This decision was one that still haunts me, but not because I think I made the wrong move; more because there’s still a part of me that believes that I owe it to someone, somewhere to finish a degree and get a job as an executive somewhere or something.  Despite the fact that this career path sounds dreadful to me, I feel obligated to follow it for my own success (whatever that means) and because they (whoever they are) expect it.

I was thinking about this today, and I suddenly realized: I don’t owe anything to anyone here on earth.  The only one I owe anything to is God, and I can’t even pay what I owe there.  Christ’s sacrifice and God’s grace and providence have allowed payment to be made for my sinful, wretched self, but as far as paying what I owe…I can’t.

And, beyond that debt, I don’t owe anyone anything.  I want to make God-honoring decisions, and I will do my best to do so.  But, I don’t want to make decisions based on a feeling of obligation I have to the world.  That just seems backwards to me.

Do you ever feel like you have to do something that has no moral or ethical bearing simply because someone else wants you to? What are your thoughts on that sort of situation?


Dear American Christians Who Are Upset About This Year’s Election Results

Dear American Christians Who Are Upset About This Year’s Election Results,

Let every person be subject to the governing authorities. For there is no authority except from God, and those that exist have been instituted by God. Therefore whoever resists the authorities resists what God has appointed, and those who resist will incur judgment. For rulers are not a terror to good conduct, but to bad. Would you have no fear of the one who is in authority? Then do what is good, and you will receive his approval, for he is God’s servant for your good. But if you do wrong, be afraid, for he does not bear the sword in vain.

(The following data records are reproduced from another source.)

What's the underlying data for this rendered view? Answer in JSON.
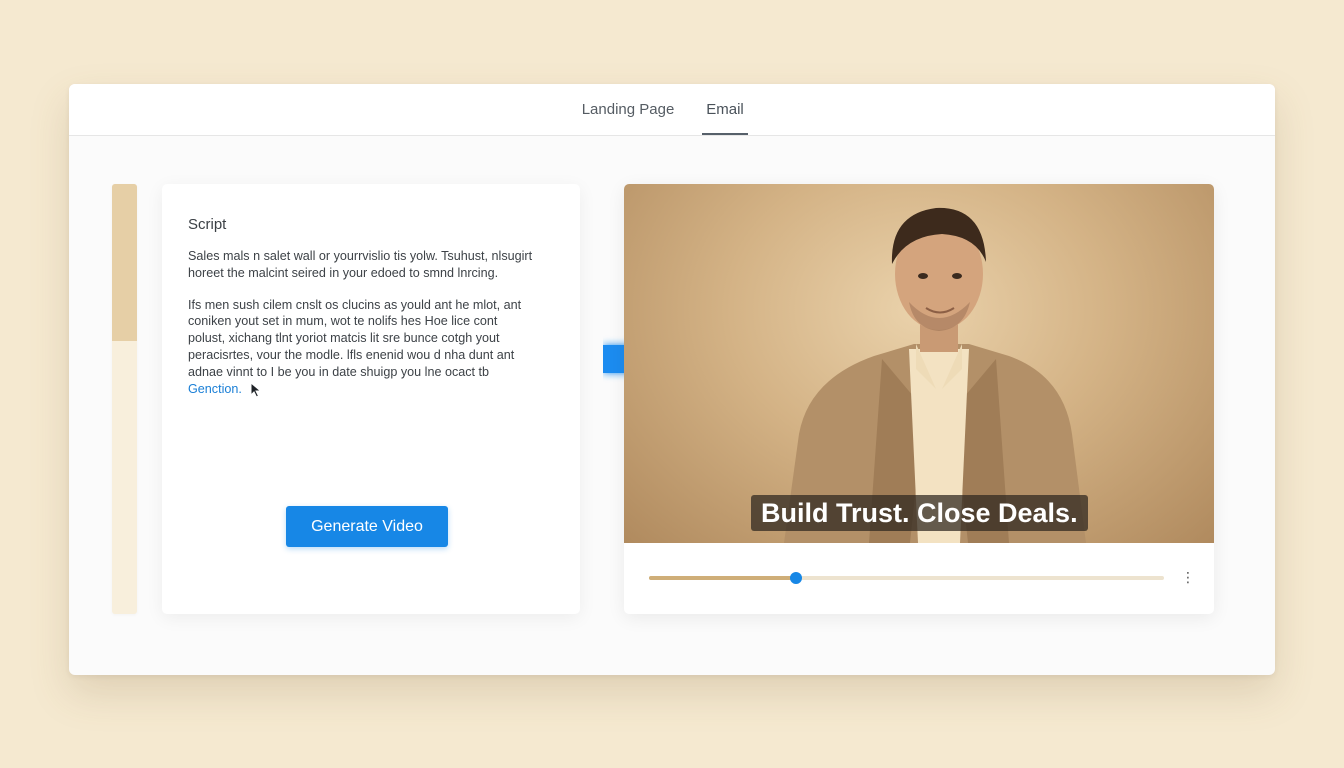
{
  "tabs": [
    {
      "label": "Landing Page",
      "active": false
    },
    {
      "label": "Email",
      "active": true
    }
  ],
  "script": {
    "title": "Script",
    "paragraph_1": "Sales mals n salet wall or yourrvislio tis yolw. Tsuhust, nlsugirt\nhoreet the malcint seired in your edoed to smnd lnrcing.",
    "paragraph_2": "Ifs men sush cilem cnslt os clucins as yould ant he mlot, ant\nconiken yout set in mum, wot te nolifs hes Hoe lice cont\npolust, xichang tlnt yoriot matcis lit sre bunce cotgh yout\nperacisrtes, vour the modle. lfls enenid wou d nha dunt ant\nadnae vinnt to I be you in date shuigp you lne ocact tb",
    "link_text": "Genction.",
    "generate_button": "Generate Video"
  },
  "video": {
    "caption": "Build Trust. Close Deals.",
    "progress": 0.285,
    "more_icon": "⋮"
  },
  "icons": {
    "arrow": "arrow-right-icon",
    "cursor": "mouse-cursor-icon",
    "more": "more-vertical-icon"
  },
  "colors": {
    "accent": "#1787e6",
    "background": "#f5e9d0",
    "seek_fill": "#cfae78"
  }
}
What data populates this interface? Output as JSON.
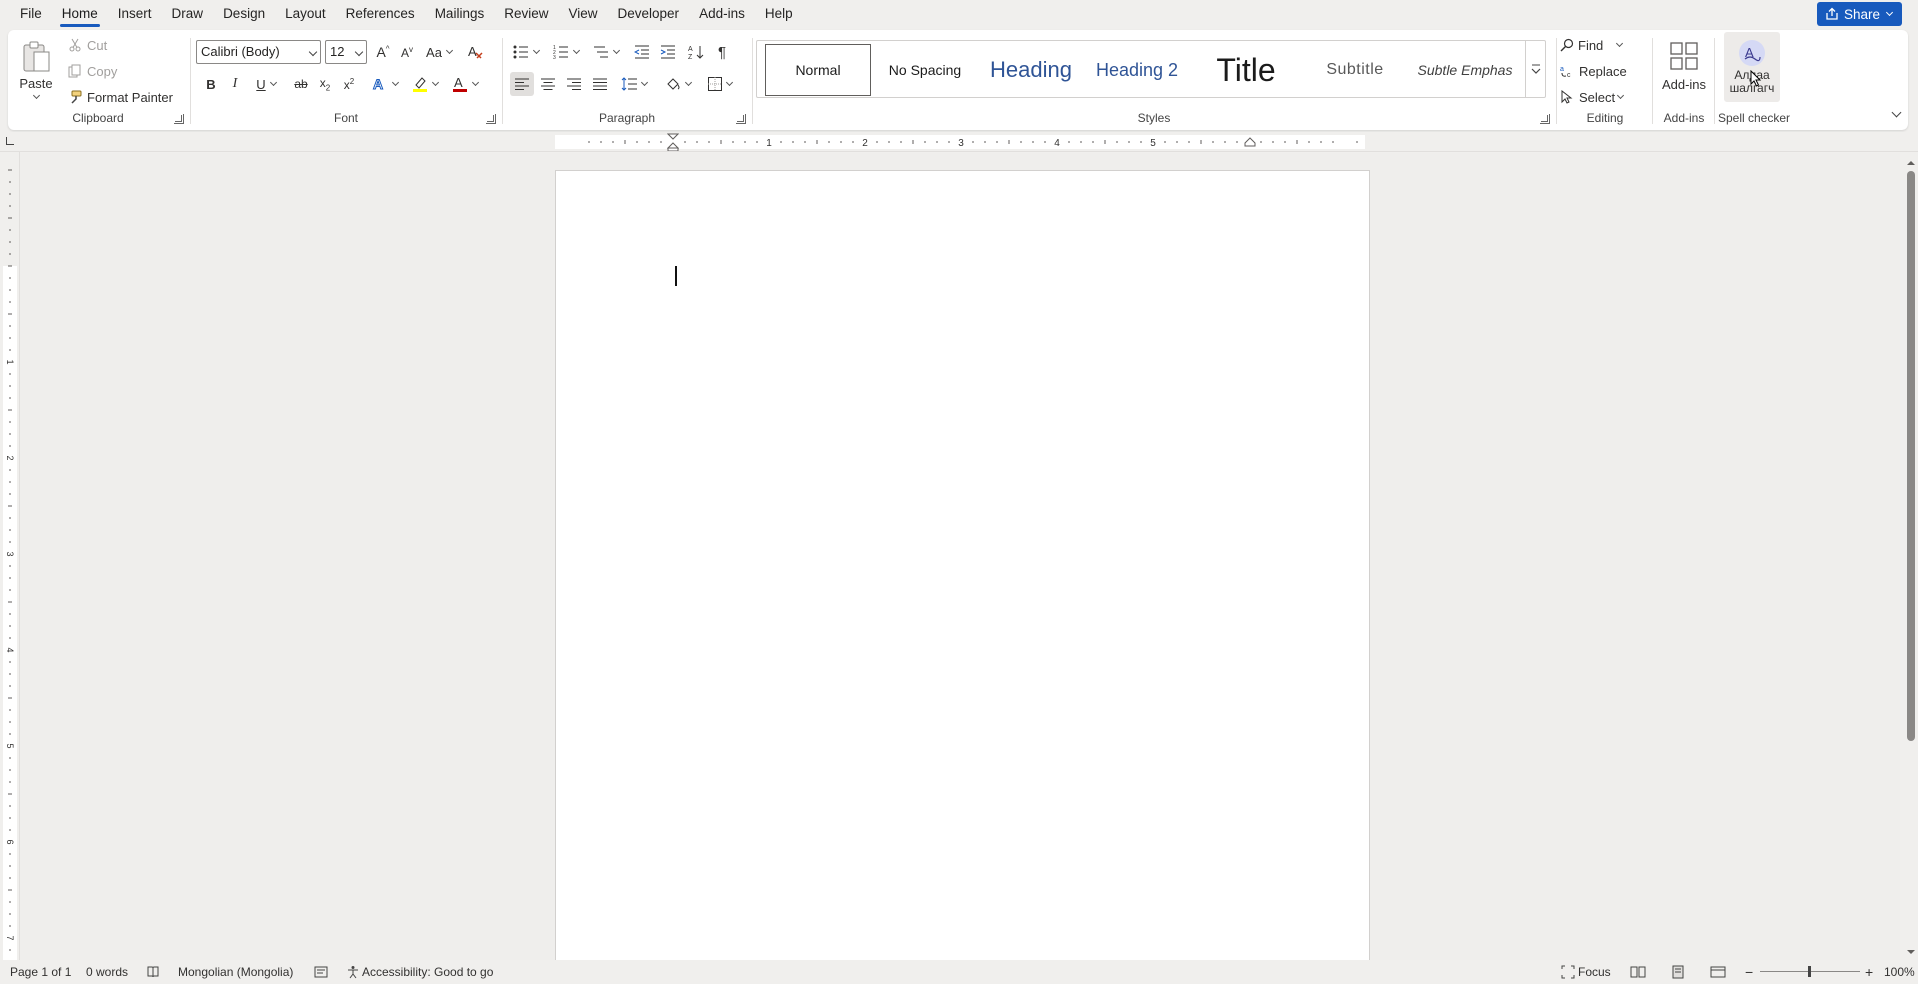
{
  "menu": {
    "items": [
      "File",
      "Home",
      "Insert",
      "Draw",
      "Design",
      "Layout",
      "References",
      "Mailings",
      "Review",
      "View",
      "Developer",
      "Add-ins",
      "Help"
    ],
    "active": "Home",
    "share_label": "Share"
  },
  "clipboard": {
    "paste_label": "Paste",
    "cut_label": "Cut",
    "copy_label": "Copy",
    "format_painter_label": "Format Painter",
    "group_label": "Clipboard"
  },
  "font": {
    "family": "Calibri (Body)",
    "size": "12",
    "group_label": "Font"
  },
  "paragraph": {
    "group_label": "Paragraph"
  },
  "styles": {
    "items": [
      "Normal",
      "No Spacing",
      "Heading",
      "Heading 2",
      "Title",
      "Subtitle",
      "Subtle Emphas"
    ],
    "selected": "Normal",
    "group_label": "Styles"
  },
  "editing": {
    "find_label": "Find",
    "replace_label": "Replace",
    "select_label": "Select",
    "group_label": "Editing"
  },
  "addins": {
    "button_label": "Add-ins",
    "group_label": "Add-ins"
  },
  "spell": {
    "button_line1": "Алдаа",
    "button_line2": "шалгагч",
    "group_label": "Spell checker"
  },
  "ruler": {
    "numbers": [
      "1",
      "2",
      "3",
      "4",
      "5"
    ],
    "vnumbers": [
      "1",
      "2",
      "3",
      "4",
      "5",
      "6",
      "7"
    ]
  },
  "status": {
    "page": "Page 1 of 1",
    "words": "0 words",
    "language": "Mongolian (Mongolia)",
    "accessibility": "Accessibility: Good to go",
    "focus": "Focus",
    "zoom": "100%"
  },
  "colors": {
    "accent": "#185abd",
    "highlight": "#ffff00",
    "font_color": "#c00000"
  }
}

For he is the servant of God, an avenger who carries out God’s wrath on the wrongdoer. Therefore one must be in subjection, not only to avoid God’s wrath but also for the sake of conscience. For because of this you also pay taxes, for the authorities are ministers of God, attending to this very thing. Pay to all what is owed to them: taxes to whom taxes are owed, revenue to whom revenue is owed, respect to whom respect is owed, honor to whom honor is owed.

(Romans 13:1-7, ESV)

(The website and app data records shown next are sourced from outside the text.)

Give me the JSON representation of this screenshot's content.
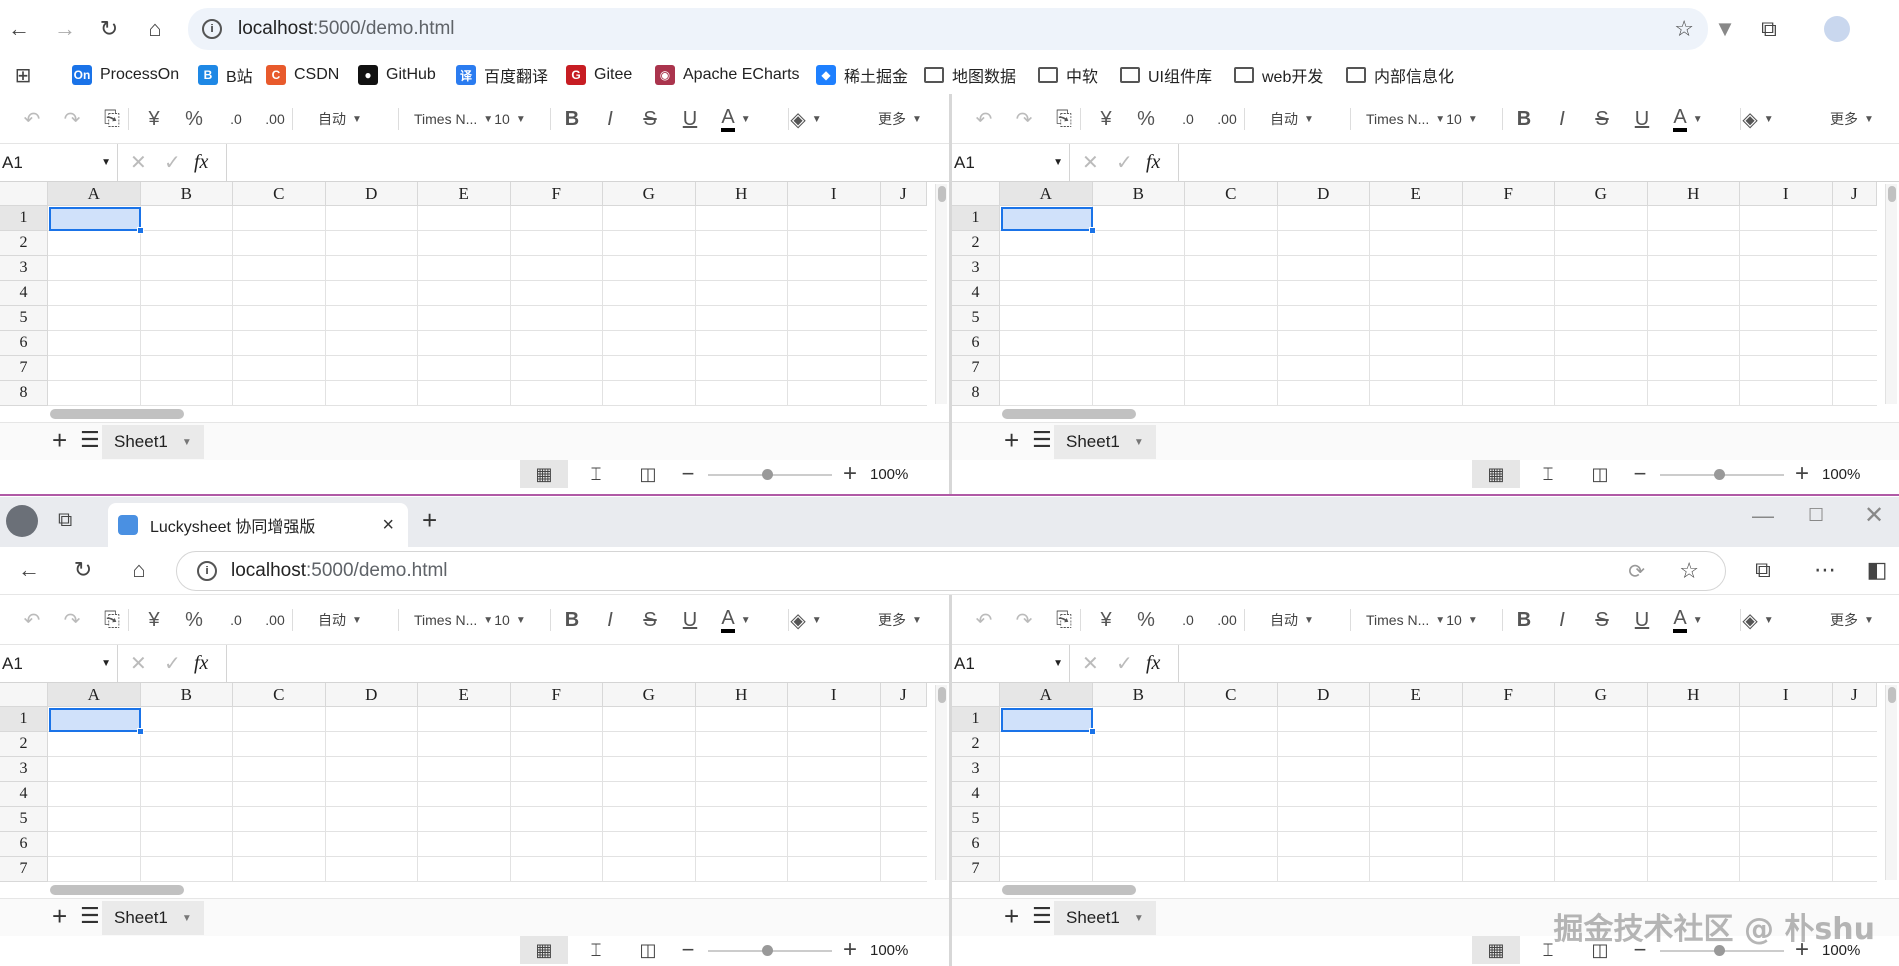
{
  "browser1": {
    "url_host": "localhost",
    "url_path": ":5000/demo.html",
    "bookmarks": [
      {
        "label": "ProcessOn",
        "icon": "processon-icon",
        "color": "#1a73e8",
        "glyph": "On"
      },
      {
        "label": "B站",
        "icon": "bilibili-icon",
        "color": "#1e88e5",
        "glyph": "B"
      },
      {
        "label": "CSDN",
        "icon": "csdn-icon",
        "color": "#e85a2c",
        "glyph": "C"
      },
      {
        "label": "GitHub",
        "icon": "github-icon",
        "color": "#111",
        "glyph": "●"
      },
      {
        "label": "百度翻译",
        "icon": "baidu-translate-icon",
        "color": "#2b7cf0",
        "glyph": "译"
      },
      {
        "label": "Gitee",
        "icon": "gitee-icon",
        "color": "#c71d23",
        "glyph": "G"
      },
      {
        "label": "Apache ECharts",
        "icon": "echarts-icon",
        "color": "#aa344d",
        "glyph": "◉"
      },
      {
        "label": "稀土掘金",
        "icon": "juejin-icon",
        "color": "#1e80ff",
        "glyph": "◆"
      },
      {
        "label": "地图数据",
        "icon": "folder-icon",
        "folder": true
      },
      {
        "label": "中软",
        "icon": "folder-icon",
        "folder": true
      },
      {
        "label": "UI组件库",
        "icon": "folder-icon",
        "folder": true
      },
      {
        "label": "web开发",
        "icon": "folder-icon",
        "folder": true
      },
      {
        "label": "内部信息化",
        "icon": "folder-icon",
        "folder": true
      }
    ]
  },
  "browser2": {
    "tab_title": "Luckysheet 协同增强版",
    "url_host": "localhost",
    "url_path": ":5000/demo.html"
  },
  "sheet": {
    "toolbar": {
      "undo": "↶",
      "redo": "↷",
      "format_painter": "⎘",
      "currency": "¥",
      "percent": "%",
      "dec_more": ".0",
      "dec_less": ".00",
      "auto": "自动",
      "font": "Times N...",
      "size": "10",
      "bold": "B",
      "italic": "I",
      "strike": "S",
      "underline": "U",
      "font_color": "A",
      "fill": "◈",
      "more": "更多"
    },
    "cell_ref": "A1",
    "fx": "fx",
    "columns": [
      "A",
      "B",
      "C",
      "D",
      "E",
      "F",
      "G",
      "H",
      "I",
      "J"
    ],
    "rows": [
      "1",
      "2",
      "3",
      "4",
      "5",
      "6",
      "7",
      "8"
    ],
    "sheet_tab": "Sheet1",
    "zoom": "100%"
  },
  "watermark": "掘金技术社区 @ 朴shu"
}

Be subject for the Lord’s sake to every human institution, whether it be to the emperor as supreme, 14 or to governors as sent by him to punish those who do evil and to praise those who do good. 15 For this is the will of God, that by doing good you should put to silence the ignorance of foolish people. 16 Live as people who are free, not using your freedom as a cover-up for evil, but living as servants of God. 17 Honor everyone. Love the brotherhood. Fear God. Honor the emperor.

18 Servants, be subject to your masters with all respect, not only to the good and gentle but also to the unjust. 19 For this is a gracious thing, when, mindful of God, one endures sorrows while suffering unjustly. 20 For what credit is it if, when you sin and are beaten for it, you endure? But if when you do good and suffer for it you endure, this is a gracious thing in the sight of God. 21 Forto this you have been called, because Christ also suffered for you, leaving you an example, so that you might follow in his steps. 22 He committed no sin, neither was deceit found in his mouth. 23 When he was reviled, he did not revile in return; when he suffered, he did not threaten, but continued entrusting himself to him who judges justly. 24 He himself bore our sins in his body on the tree, that we might die to sin and live to righteousness. By his wounds you have been healed. 25 For you were straying like sheep, but have now returned to the Shepherd and Overseer of your souls.

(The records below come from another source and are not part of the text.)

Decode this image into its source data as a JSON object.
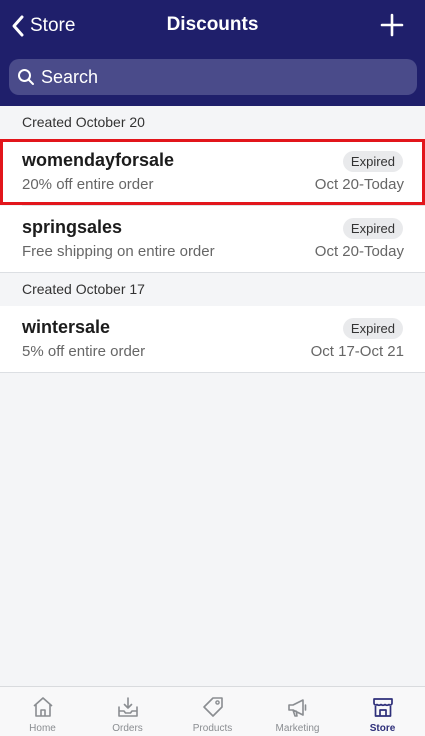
{
  "header": {
    "back_label": "Store",
    "title": "Discounts",
    "search_placeholder": "Search"
  },
  "sections": [
    {
      "label": "Created October 20",
      "items": [
        {
          "code": "womendayforsale",
          "description": "20% off entire order",
          "status": "Expired",
          "dates": "Oct 20-Today"
        },
        {
          "code": "springsales",
          "description": "Free shipping on entire order",
          "status": "Expired",
          "dates": "Oct 20-Today"
        }
      ]
    },
    {
      "label": "Created October 17",
      "items": [
        {
          "code": "wintersale",
          "description": "5% off entire order",
          "status": "Expired",
          "dates": "Oct 17-Oct 21"
        }
      ]
    }
  ],
  "tabs": [
    {
      "label": "Home",
      "icon": "home-icon"
    },
    {
      "label": "Orders",
      "icon": "orders-icon"
    },
    {
      "label": "Products",
      "icon": "tag-icon"
    },
    {
      "label": "Marketing",
      "icon": "megaphone-icon"
    },
    {
      "label": "Store",
      "icon": "store-icon",
      "active": true
    }
  ],
  "colors": {
    "header_bg": "#1f1f6b",
    "search_bg": "#4a4b8a",
    "highlight": "#e2151b",
    "active_tab": "#2e2f7a"
  }
}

(1 Peter 2:13-25, ESV)

First of all, then, I urge that supplications, prayers, intercessions, and thanksgivings be made for all people, for kings and all who are in high positions, that we may lead a peaceful and quiet life, godly and dignified in every way.

(1 Timothy 2:1-2, ESV)

Sincerely,

Chelsea